- One is that potting soil often contains a lot of shredded wood which invites fungus gnats to make their abode in your potting soil. The gnats also munch on nice little roots sometimes killing the seedlings. Dirt from outside is usually denser, has less wood particulate for the fungus and gnats to grow, and the dirt seems to deter the fungus gnats.
- I have been concerned for some time about the difference in soil environment between the commercial seed starting soil and the real soil that the plants will be growing in the garden. The idea behind potting soil is that it provides the optimal conditions that will allow more seeds to sprout and is sterile so the seedlings will avoid soil borne diseases and be healthier. In the case like mine where I save and start my own seeds I am more concerned about them growing well in my soil. What if the potting soil encourages the growth of certain seedlings over others that may thrive better in my real soil? On occasions in the past where I used commercial seed, I have noticed that many commercial seeds that are typically started early in the season in potting soil don't sprout readily in the open garden soil. I am afraid that these seeds are bred and conditioned to only grow well in the cushy potting soil conditions and are not hardy enough or adapted well enough to grow and survive if planted directly in the ground. Why not plant the seeds in real dirt and let natural selection proceed eliminating the plants that are less tolerant of fusarium wilt and soil borne diseases? Over a few generations of seed saving, the plants should improve their ability to grow in your soil and adapt more perfectly to your real conditions. Starting seeds in sterile potting soil may confound the selection process.

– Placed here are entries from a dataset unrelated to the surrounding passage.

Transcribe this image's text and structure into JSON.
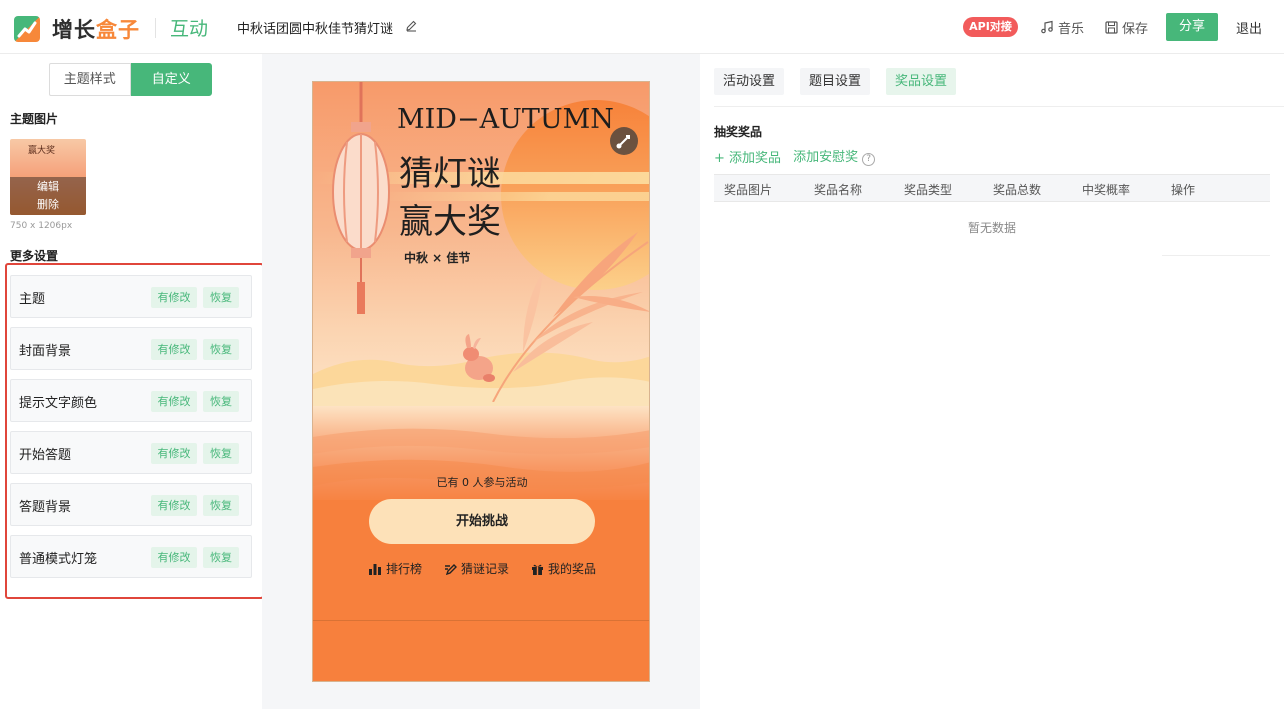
{
  "header": {
    "logo_part1": "增长",
    "logo_part2": "盒子",
    "module": "互动",
    "doc_title": "中秋话团圆中秋佳节猜灯谜",
    "api_badge": "API对接",
    "music_label": "音乐",
    "save_label": "保存",
    "share_label": "分享",
    "exit_label": "退出"
  },
  "left": {
    "seg_options": [
      "主题样式",
      "自定义"
    ],
    "theme_image_title": "主题图片",
    "thumb_text": "赢大奖",
    "edit_label": "编辑",
    "delete_label": "删除",
    "image_dim": "750 x 1206px",
    "more_settings_title": "更多设置",
    "settings": [
      {
        "label": "主题",
        "modified": "有修改",
        "restore": "恢复"
      },
      {
        "label": "封面背景",
        "modified": "有修改",
        "restore": "恢复"
      },
      {
        "label": "提示文字颜色",
        "modified": "有修改",
        "restore": "恢复"
      },
      {
        "label": "开始答题",
        "modified": "有修改",
        "restore": "恢复"
      },
      {
        "label": "答题背景",
        "modified": "有修改",
        "restore": "恢复"
      },
      {
        "label": "普通模式灯笼",
        "modified": "有修改",
        "restore": "恢复"
      }
    ],
    "collapse_icon": "‹"
  },
  "preview": {
    "en_title": "MID−AUTUMN",
    "cn_title1": "猜灯谜",
    "cn_title2": "赢大奖",
    "subtitle": "中秋 × 佳节",
    "participants": "已有 0 人参与活动",
    "start_button": "开始挑战",
    "links": [
      "排行榜",
      "猜谜记录",
      "我的奖品"
    ]
  },
  "right": {
    "tabs": [
      "活动设置",
      "题目设置",
      "奖品设置"
    ],
    "active_tab": "奖品设置",
    "prize_title": "抽奖奖品",
    "add_prize": "添加奖品",
    "add_consolation": "添加安慰奖",
    "columns": [
      "奖品图片",
      "奖品名称",
      "奖品类型",
      "奖品总数",
      "中奖概率",
      "操作"
    ],
    "empty_text": "暂无数据"
  },
  "colors": {
    "brand_green": "#47b77a",
    "brand_orange": "#f7883a",
    "highlight_red": "#e0463b",
    "api_red": "#f25b5b"
  }
}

- Dirt is Free! Why spend lots of money on potting soil? This was the fundamental changing point for me. I got tired of the high prices for potting soil when similar and possibly better long-term generational results might be obtained with just plain old dirt from my yard.
Typically it is a good idea to chop onions back to an inch or two, like these below, until you harden them off and plant them outside in the garden.